Rorty’s thinking came to a head for me in a review he wrote for the venerable magazine, The New Republic, in which he declared, not long before the final collapse of the Soviet bloc, that there is no objective difference between the politics of the Soviets and that of Western countries. As he put it, we “cannot say that democratic institutions reflect a moral reality and that tyrannical regimes do not reflect one, that tyrannies get something wrong that democratic societies get right.” That was too much for me, given my own direct experience with both tyrannies—in my home land, Hungary, during its early experiment with Soviet style “communism”—and democracies—in Germany, the United States and Switzerland, where I have lived for various periods of time. I had come to the reasonably firm conclusion that one can, indeed, say that the latter “reflect a moral reality” while the former a definite immoral one!

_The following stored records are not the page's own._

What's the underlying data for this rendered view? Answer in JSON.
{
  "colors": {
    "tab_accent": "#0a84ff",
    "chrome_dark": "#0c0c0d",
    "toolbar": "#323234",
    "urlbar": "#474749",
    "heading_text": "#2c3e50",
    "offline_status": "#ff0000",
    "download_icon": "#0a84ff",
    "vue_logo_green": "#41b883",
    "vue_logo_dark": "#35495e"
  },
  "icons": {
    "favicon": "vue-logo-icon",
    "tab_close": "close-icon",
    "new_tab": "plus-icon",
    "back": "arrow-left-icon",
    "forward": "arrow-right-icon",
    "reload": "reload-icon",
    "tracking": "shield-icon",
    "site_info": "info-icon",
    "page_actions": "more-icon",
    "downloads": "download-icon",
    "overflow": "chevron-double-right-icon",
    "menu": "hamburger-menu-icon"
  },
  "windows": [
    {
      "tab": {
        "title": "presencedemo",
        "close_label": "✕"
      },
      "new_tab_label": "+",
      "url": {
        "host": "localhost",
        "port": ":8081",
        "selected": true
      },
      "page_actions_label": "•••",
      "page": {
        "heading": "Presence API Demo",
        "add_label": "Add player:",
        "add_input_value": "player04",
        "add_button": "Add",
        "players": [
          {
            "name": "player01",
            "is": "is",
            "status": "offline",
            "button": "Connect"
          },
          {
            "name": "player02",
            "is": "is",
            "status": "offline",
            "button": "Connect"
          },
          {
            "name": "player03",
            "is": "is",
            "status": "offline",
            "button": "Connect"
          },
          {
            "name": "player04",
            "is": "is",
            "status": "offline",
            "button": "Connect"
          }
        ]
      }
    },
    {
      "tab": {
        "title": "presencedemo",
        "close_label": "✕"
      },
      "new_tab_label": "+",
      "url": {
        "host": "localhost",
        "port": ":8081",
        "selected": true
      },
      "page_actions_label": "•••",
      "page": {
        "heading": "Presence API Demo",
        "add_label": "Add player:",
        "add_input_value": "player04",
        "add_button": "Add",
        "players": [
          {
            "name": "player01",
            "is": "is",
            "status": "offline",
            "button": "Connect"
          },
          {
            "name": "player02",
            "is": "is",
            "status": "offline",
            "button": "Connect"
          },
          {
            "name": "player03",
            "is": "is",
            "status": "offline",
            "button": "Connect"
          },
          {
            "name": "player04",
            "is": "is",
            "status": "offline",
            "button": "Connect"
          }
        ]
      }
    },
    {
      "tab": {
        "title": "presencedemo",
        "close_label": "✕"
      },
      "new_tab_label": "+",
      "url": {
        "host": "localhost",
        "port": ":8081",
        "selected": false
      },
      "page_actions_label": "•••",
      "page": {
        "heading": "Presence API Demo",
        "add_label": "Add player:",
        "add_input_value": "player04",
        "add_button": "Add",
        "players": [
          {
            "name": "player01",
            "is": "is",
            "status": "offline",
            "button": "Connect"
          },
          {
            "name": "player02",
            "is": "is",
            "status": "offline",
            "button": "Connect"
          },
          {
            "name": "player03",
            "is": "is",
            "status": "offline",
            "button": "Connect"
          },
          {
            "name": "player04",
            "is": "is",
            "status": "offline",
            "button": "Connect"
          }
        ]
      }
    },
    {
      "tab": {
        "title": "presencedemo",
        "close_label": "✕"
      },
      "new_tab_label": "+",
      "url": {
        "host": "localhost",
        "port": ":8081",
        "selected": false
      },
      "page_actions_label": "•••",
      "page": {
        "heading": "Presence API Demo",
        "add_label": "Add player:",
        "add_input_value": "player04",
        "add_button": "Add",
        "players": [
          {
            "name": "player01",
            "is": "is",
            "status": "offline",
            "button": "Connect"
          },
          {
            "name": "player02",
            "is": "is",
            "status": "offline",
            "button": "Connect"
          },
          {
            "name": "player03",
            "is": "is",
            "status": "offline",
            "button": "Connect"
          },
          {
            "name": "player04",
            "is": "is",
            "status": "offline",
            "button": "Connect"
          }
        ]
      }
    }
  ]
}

So I went to work on Rorty’s ideas. And now the man has died. And I am not cheering his death because from what I came to know of him, his bad ideas were not all there was to Rorty. He was also a friend, a husband, and many other decent things in his life and for those of us who do take individual human lives—and human rights—seriously, even the death of an adversary, especially a civilized and intelligent one, is a sad thing.